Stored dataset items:
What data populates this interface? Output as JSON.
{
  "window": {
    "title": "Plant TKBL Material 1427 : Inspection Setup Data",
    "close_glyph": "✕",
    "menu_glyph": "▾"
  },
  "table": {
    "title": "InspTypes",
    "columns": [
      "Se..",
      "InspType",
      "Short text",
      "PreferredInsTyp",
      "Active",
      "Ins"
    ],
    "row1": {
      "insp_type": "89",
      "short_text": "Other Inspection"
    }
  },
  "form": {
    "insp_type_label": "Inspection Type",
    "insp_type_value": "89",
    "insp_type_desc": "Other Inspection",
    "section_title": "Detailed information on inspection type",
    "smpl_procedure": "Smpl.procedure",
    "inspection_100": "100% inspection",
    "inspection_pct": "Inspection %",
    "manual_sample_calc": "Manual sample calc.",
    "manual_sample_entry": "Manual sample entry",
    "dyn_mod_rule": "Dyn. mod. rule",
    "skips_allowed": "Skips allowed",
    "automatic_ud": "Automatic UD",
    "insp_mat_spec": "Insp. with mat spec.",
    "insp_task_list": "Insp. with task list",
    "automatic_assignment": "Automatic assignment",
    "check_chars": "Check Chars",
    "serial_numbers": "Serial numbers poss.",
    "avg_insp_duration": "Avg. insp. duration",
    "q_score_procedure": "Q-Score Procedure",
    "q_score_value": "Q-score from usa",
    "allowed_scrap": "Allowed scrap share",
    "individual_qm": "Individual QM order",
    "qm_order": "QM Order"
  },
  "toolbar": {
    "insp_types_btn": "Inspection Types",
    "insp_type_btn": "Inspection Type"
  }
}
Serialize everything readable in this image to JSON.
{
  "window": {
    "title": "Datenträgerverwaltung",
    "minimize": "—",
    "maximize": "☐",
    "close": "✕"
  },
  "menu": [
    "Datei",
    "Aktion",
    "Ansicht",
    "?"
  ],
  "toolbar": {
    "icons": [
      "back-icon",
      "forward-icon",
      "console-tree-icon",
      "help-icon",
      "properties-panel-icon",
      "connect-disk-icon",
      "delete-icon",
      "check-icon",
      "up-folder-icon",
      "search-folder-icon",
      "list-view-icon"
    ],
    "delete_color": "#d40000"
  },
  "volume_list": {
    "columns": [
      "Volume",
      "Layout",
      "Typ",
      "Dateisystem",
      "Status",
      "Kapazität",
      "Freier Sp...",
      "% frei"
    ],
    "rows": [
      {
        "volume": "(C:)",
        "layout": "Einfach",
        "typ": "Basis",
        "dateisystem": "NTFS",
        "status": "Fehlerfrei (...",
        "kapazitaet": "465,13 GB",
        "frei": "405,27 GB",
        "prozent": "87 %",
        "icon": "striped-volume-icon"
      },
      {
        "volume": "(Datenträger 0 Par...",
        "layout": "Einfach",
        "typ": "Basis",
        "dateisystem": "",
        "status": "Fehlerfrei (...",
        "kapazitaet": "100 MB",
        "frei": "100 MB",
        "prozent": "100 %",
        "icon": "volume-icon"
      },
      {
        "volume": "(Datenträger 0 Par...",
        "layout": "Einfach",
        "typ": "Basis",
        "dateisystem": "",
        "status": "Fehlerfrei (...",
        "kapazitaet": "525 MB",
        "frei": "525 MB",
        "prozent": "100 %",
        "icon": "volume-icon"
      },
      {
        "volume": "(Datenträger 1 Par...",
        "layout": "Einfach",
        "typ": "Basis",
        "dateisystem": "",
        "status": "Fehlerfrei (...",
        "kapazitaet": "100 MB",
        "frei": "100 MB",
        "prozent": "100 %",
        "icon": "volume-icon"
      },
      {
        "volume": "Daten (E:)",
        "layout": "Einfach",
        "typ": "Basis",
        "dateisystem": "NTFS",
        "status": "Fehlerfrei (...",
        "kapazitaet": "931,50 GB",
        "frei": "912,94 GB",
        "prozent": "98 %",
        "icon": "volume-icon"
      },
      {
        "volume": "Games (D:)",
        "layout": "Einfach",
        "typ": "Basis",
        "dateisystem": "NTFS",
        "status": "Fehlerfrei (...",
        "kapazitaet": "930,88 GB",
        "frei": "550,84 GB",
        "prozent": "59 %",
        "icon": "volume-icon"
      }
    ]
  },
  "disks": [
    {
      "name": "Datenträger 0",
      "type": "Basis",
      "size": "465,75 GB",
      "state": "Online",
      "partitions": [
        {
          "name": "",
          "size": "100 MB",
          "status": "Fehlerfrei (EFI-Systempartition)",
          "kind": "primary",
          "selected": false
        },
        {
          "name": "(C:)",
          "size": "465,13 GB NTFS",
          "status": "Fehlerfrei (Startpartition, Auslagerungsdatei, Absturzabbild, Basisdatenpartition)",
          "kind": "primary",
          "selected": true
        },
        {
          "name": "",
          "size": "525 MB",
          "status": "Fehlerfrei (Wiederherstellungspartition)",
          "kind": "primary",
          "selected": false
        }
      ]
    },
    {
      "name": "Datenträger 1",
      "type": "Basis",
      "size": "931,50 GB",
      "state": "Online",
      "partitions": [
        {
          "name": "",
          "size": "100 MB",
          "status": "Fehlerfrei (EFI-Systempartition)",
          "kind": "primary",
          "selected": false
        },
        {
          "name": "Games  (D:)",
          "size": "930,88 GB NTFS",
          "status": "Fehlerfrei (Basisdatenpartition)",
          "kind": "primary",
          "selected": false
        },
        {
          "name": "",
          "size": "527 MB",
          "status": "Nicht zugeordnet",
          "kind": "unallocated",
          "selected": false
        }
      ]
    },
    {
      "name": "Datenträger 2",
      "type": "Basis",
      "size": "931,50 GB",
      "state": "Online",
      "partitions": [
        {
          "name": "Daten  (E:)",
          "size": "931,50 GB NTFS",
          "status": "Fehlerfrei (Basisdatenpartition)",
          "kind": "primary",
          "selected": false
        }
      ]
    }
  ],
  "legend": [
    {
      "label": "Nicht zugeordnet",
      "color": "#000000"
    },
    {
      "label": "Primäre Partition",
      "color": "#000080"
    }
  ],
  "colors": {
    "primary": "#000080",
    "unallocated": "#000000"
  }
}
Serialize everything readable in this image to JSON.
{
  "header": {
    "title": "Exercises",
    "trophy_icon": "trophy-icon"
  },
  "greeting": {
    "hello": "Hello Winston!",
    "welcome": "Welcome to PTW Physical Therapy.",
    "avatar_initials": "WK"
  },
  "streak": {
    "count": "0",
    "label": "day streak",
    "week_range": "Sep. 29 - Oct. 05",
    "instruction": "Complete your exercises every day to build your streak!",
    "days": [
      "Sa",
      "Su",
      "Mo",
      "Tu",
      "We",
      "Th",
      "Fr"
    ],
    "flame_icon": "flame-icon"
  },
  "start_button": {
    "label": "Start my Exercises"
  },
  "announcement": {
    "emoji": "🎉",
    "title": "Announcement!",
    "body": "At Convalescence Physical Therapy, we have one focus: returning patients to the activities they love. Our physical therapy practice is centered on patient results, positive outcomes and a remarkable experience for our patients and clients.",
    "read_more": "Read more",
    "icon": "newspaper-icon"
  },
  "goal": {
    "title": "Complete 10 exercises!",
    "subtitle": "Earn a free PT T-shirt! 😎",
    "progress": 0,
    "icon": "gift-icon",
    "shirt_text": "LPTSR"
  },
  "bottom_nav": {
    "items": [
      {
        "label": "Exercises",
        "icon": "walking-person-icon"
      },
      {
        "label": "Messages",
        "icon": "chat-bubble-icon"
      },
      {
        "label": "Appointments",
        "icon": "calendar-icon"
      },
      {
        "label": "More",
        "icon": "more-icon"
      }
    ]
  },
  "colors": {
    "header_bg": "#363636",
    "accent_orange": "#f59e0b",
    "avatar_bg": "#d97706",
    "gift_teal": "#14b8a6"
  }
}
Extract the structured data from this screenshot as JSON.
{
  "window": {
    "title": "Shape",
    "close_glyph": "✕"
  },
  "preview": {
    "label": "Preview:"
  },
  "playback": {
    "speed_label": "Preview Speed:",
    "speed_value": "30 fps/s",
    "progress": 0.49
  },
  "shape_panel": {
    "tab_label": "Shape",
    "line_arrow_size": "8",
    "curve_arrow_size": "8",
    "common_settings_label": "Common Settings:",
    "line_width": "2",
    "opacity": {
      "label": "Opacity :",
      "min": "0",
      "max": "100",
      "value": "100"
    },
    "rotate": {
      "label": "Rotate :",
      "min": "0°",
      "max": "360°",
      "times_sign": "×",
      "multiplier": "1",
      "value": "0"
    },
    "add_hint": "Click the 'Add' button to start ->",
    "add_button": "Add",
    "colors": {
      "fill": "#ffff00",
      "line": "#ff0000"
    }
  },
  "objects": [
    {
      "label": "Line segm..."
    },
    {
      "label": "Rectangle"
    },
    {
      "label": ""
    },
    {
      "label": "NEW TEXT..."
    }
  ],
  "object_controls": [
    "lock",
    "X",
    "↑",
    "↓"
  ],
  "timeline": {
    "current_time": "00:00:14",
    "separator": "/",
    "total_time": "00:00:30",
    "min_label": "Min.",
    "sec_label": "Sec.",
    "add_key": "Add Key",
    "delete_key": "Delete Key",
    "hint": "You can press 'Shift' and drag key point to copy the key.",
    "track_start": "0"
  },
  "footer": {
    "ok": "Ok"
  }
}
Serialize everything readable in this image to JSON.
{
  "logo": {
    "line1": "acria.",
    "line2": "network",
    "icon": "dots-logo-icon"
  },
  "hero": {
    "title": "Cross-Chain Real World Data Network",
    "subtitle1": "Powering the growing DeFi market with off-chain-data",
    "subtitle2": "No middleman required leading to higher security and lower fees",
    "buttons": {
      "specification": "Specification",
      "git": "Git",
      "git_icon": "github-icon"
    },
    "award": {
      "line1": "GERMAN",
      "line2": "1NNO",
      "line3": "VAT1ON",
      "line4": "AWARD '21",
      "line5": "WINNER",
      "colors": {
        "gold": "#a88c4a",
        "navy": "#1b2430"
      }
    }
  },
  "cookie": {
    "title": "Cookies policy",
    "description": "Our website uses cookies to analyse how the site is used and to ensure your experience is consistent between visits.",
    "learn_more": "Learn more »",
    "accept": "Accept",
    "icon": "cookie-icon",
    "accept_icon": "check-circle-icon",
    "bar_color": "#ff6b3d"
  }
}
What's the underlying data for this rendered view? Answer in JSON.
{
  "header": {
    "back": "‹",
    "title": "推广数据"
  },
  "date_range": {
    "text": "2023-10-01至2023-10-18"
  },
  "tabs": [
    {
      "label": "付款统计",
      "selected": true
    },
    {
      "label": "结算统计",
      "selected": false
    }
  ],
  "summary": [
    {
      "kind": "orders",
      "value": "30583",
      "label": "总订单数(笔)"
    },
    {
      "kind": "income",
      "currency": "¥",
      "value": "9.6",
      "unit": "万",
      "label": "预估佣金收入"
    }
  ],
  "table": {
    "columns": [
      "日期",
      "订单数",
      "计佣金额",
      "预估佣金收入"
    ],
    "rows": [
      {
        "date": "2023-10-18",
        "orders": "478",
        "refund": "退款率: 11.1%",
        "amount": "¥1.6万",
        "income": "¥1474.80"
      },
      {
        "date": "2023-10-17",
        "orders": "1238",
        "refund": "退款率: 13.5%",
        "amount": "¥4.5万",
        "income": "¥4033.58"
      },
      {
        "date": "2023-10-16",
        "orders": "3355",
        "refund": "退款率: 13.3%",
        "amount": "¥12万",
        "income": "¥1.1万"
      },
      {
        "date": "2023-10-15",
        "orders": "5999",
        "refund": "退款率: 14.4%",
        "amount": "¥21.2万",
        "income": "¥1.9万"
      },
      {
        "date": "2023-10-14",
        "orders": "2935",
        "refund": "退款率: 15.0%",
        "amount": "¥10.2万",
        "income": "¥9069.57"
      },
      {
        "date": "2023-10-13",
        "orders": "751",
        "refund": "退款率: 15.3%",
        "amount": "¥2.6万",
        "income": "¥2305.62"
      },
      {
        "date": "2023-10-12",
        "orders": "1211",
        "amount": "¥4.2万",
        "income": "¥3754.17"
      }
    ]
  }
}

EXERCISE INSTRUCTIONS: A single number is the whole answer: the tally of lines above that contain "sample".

SOLUTION FOR THIS TASK: 2